7 Keys to Unlock your team members Potential Is it difficult to see the horizon because your gaze is fixed on the ground? Is morale and productivity down with your team? Do members have a complex issue regarding motivation with others? Leaders should never underestimate the power of a “thank you.”?? “Thank You” articulates each member’s contribution to the team & says each person matters. To open doors & release potential of each team member, try these different keys : Key #1: Reward People Differently. Just as performance differs between people, so should rewards. Reward behavior you want to see! A smile, a “thank you” or a well-deserved “Great Job!” go long way in motivating people.?? Key #2: Ignoring Doesn’t Make It Go Away. Dealing with a person that carries negativity around like a disease & tries to infect the workplace? Emotions are contagious & negativity can quickly spread. Don’t ignore it, address it – talk with team member & what you can do. Always remember first to understand, then to be understood. ?? Key #3: Be precise on What Warrants Rewards. Clarity motivates! Empowerment & freedom come from knowing what is to done & what will they get. Don’t keep rewards a secret & let them know the WIIFM (What’s In It For Me).?? Key #4: Be a Coach, Not a Critic. No one finds failing a rewarding. Walk along side team members – help them along. Team loyalty & mutual respect emerge from a collective effort. ?? Key #5: Build Up Publicly. Find people doing things right & let everyone know! You’ll be surprised how it motivates them! Conversely, never give negative publicity in public – it impacts atmosphere & all end up getting punished.?? Key #6: Be Fair. No one should ever feel like doing a good job on your team is like peeing in pants in a dark suit (it gives warm feeling but no one notices). Keep the balance of rewards in check with open communication and an atmosphere of collaboration. ?? Key #7: Have Fun ! Enjoying what you do is a reward that goes far beyond the bottom line. 85% of companies make sure employees have fun and enjoy what they do. Play a game, have a contest or just share funny stories. You will find that it will boost loyalty, retention, and productivity! Don’t be fooled, this takes time & effort to match the right key to the right door but it is worth the effort. When opened, you will not only have members having higher morale & productivity, you will also have one that knows that you care. As a leader, isn’t that the thanks we need??
What kind of a team player are you ? Talent is valuable, yet individual brilliance rarely leads to success. As former American President Calvin Coolidge once said, “Unrewarded genius is almost a proverb”. We get little formal exposure to working in teams in school and college. Bschools do require some group work for projects, but their contribution to your grades remains marginal. Moreover, such groups are fairly homogenous, with everyone aligned towards the same goal – a high GPA. On the other hand, inter-departmental meetings are almost universally ridiculed for “being held too often, for far too long and too little value”.I often come across individuals who keep quiet in group meetings and then seek out the boss immediately after the meeting, to make their point.
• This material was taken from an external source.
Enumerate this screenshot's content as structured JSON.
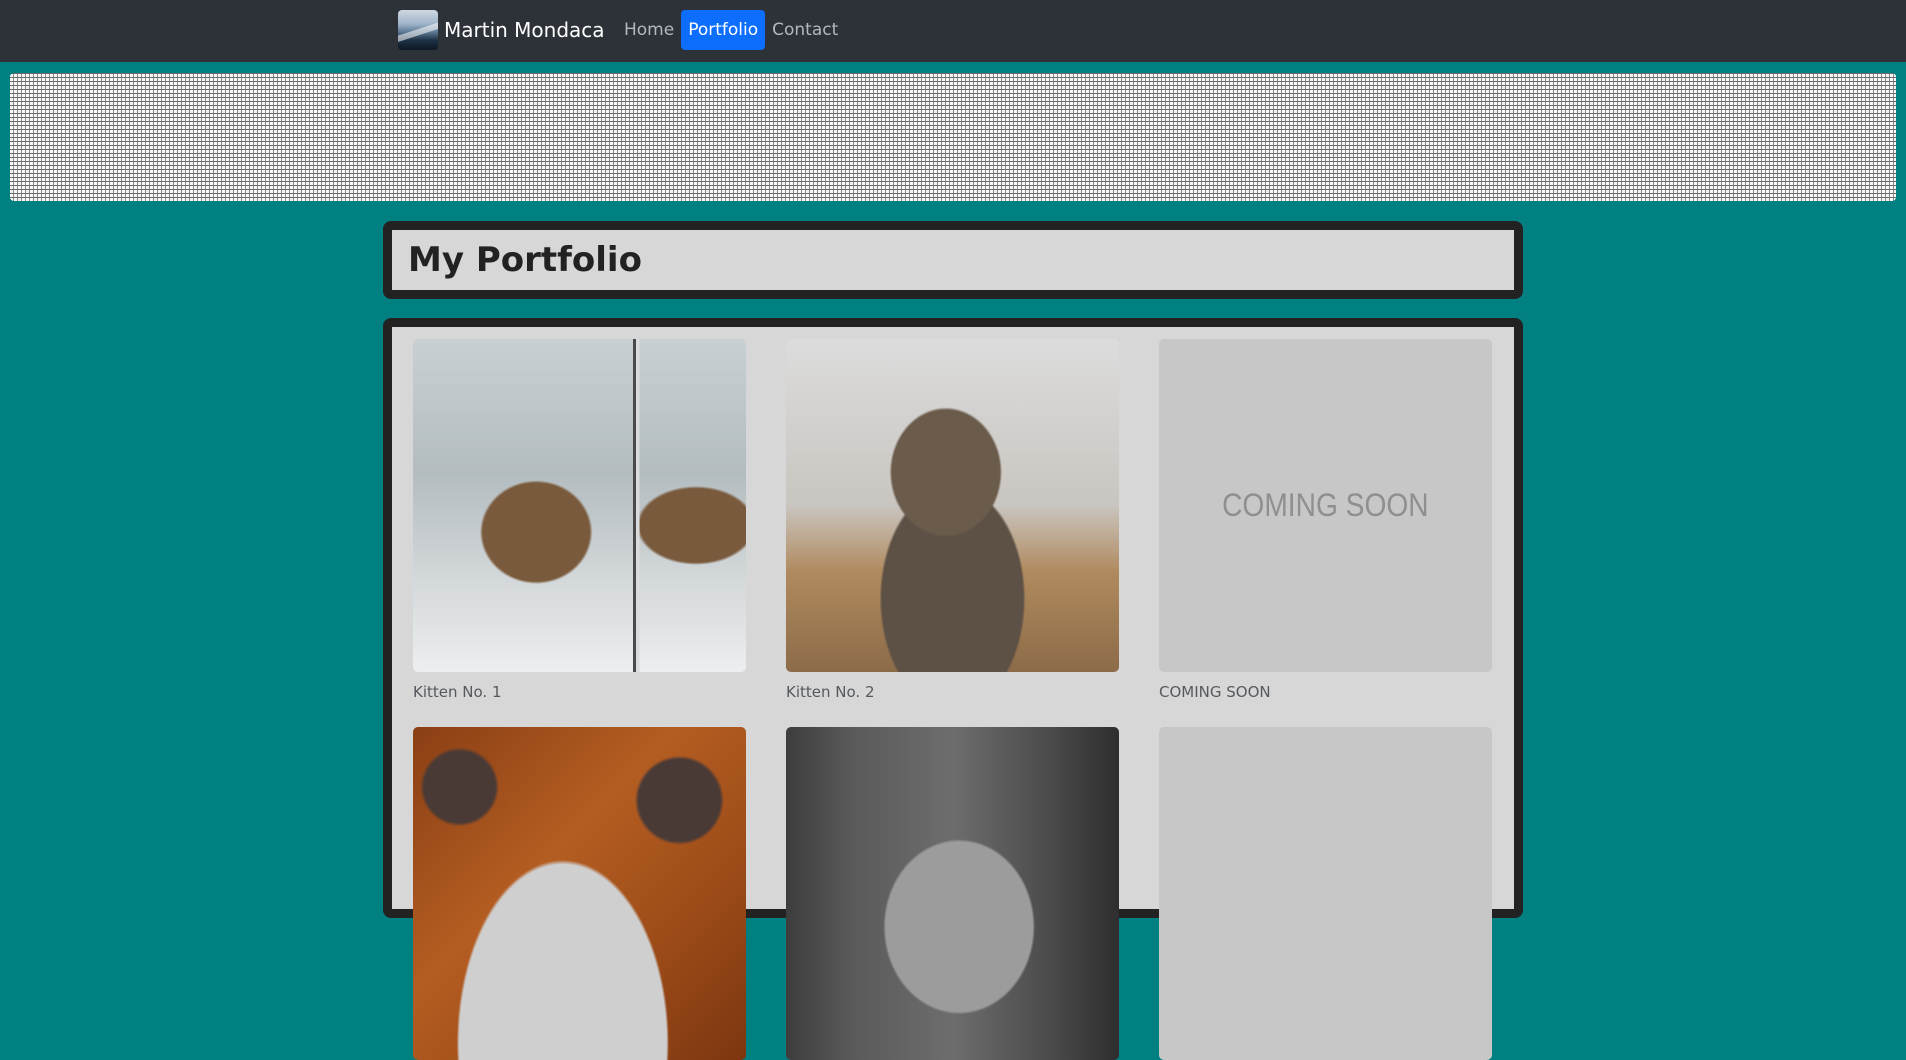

If asked why didn’t they speak up earlier, the rationale typically is “I didn’t want to hurt X…” or “I wanted to tell you in private…” Regardless of how the boss takes it, group members will conclude that such individuals have hidden agendas, or are sycophants, or both. Here are some common stereotypes, you’ll find in any group situation. Understand them well if you want to improve your effectiveness while working in a group… DETRACTORS These people just can’t find anything right with the world. They criticise or complain about almost everything and everybody. We all know detractors, like the nit-picking aunt at a family wedding. A point to ponder is how often, or in what circumstances, do we become detractors. And, can we consciously pull ourselves up when we find we are slipping? OBSERVERS They don’t speak up in a group situation. Observers may be passive, who are only physically present in the group, but mentally absent. Sometimes, observers may be active, keeping quiet, but conveying their engagement through their body language – eye contact and gestures like a smile, a nod or a frown. PARTICIPANTS They actively participate in group’s tasks and plans. Unlike ACP (arbit class participation) and DCP (despo class participation) to get CP (class participation) marks at campus, the participant’s main objective here is to enhance self-learning. They achieve this by seeking examples and clarifying doubts. In a healthy group, most members would belong to this category. CONTRIBUTORS The main difference between participants and contributors is that the latter also help others to learn and grow during the group’s activities. For instance, by assisting slow learners come upto speed or by explaining abstract concepts to others. Contributors gradually gain respect of the peer group. It almost follows that most contributors get regarded as high performers. LEADERS […]